Why Receiving is Hard for Some of Us

As a child my brother, Doug- a year, a week and a day younger than myself- was afraid of the dark. I was not. Often, after we’d been put to bed, Doug would tip toe into my room and beg to sleep with me. There was lots of room for two small children in my double bed, but I always said no. Saying yes felt dangerous in the same way that having a teddy bear in my bed for comfort felt dangerous. I needed to be able to sleep alone in what seemed like an enormous bed, in the dark. I threw the stuffed animals on the floor. If I was afraid, I buried the fear. If I felt lonely, I denied the feeling. Anything external to myself that offered comfort could be taken away. By the time I was five and Doug was four I’d learned that needing something that could be taken away was a dangerous way to live in my mother’s house. Of course, most of this was completely unconscious, although I do remember feeling that my brother needed to toughen up or he’d get us both in trouble. When it became clear that I was not going to let him into the bed, Doug would ask to sleep on the small oval rag rug next to my bed. Reluctantly and with some impatience I would acquiesce, and he would curl up on the rug and fall asleep. Sometimes my parents found him there before they went to bed and carried him back to his own room. Occasionally I would find him there sleeping on that rug in his flannel cowboy pajamas in the morning. That I would refuse either of us the comfort we needed at such an early age makes my chest ache. I have become better at receiving, but doing so with unbridled joy is still a bit of an Olympic-level accomplishment for me. That’s okay. I enjoy and appreciate the opportunities to practice. Still, as we approach the holidays with all its giving and receiving I feel my anxiety stir, and I become more meticulous in my daily practice in an effort to remain conscious when old fears that do not belong to today arise. I offer this little story to say: may we be patient with each other over the holidays; may we remember that each person has their own history and experience that may be very different from our own; may we give what we can and receive what we need with joy and gratitude. ~Oriah "Mountain Dreamer" House (c) 2016

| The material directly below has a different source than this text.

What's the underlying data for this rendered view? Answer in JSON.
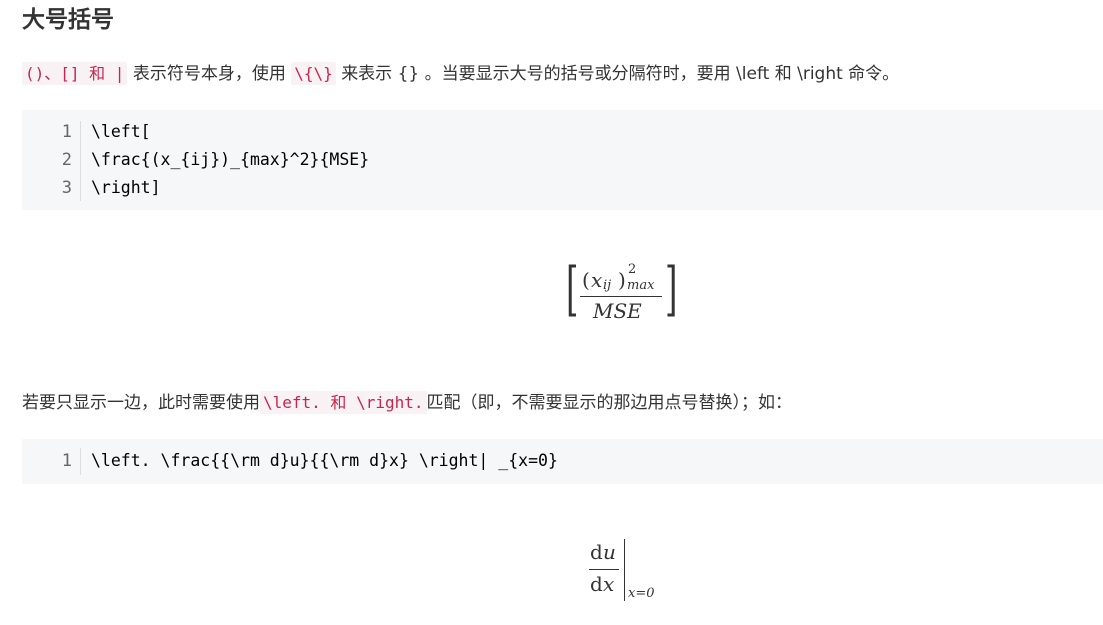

  1. I'm sending you love without form.
    It won't take up any space.
    It cannot leave you.

    Els from Amsterdam

  2. I can relate to this, Oriah. Receiving has always been hard for me, too, and have never really understood why. I like how you approach it when you say, "enjoy and appreciate the opportunities to practice". That's a good way to learn and become better at it.

    Thank you for sharing and reminding us to be patient with each other over the holidays. We do have our own histories and experiences. God bless and Merry Christmas.

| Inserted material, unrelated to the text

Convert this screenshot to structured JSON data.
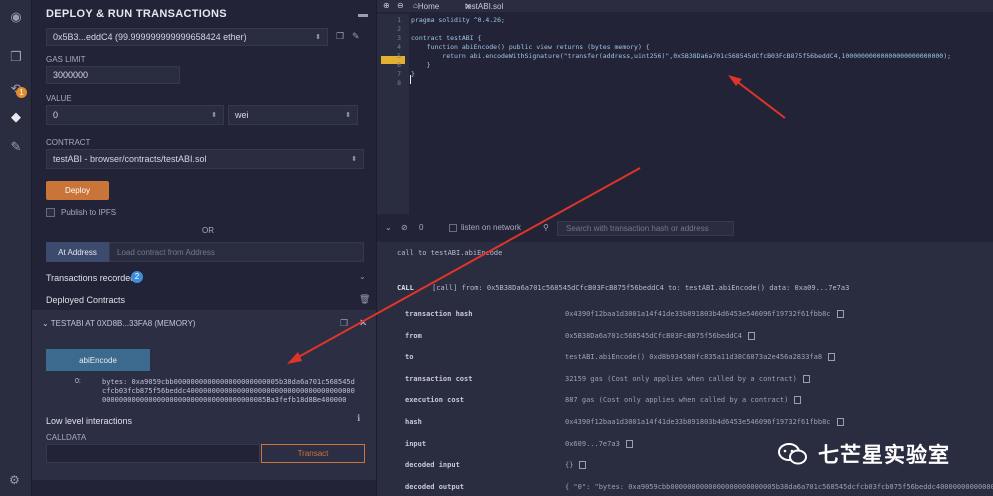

    1. Thank you Pat. Yes, small gentle moments of practice seem to be the only way to go. :-)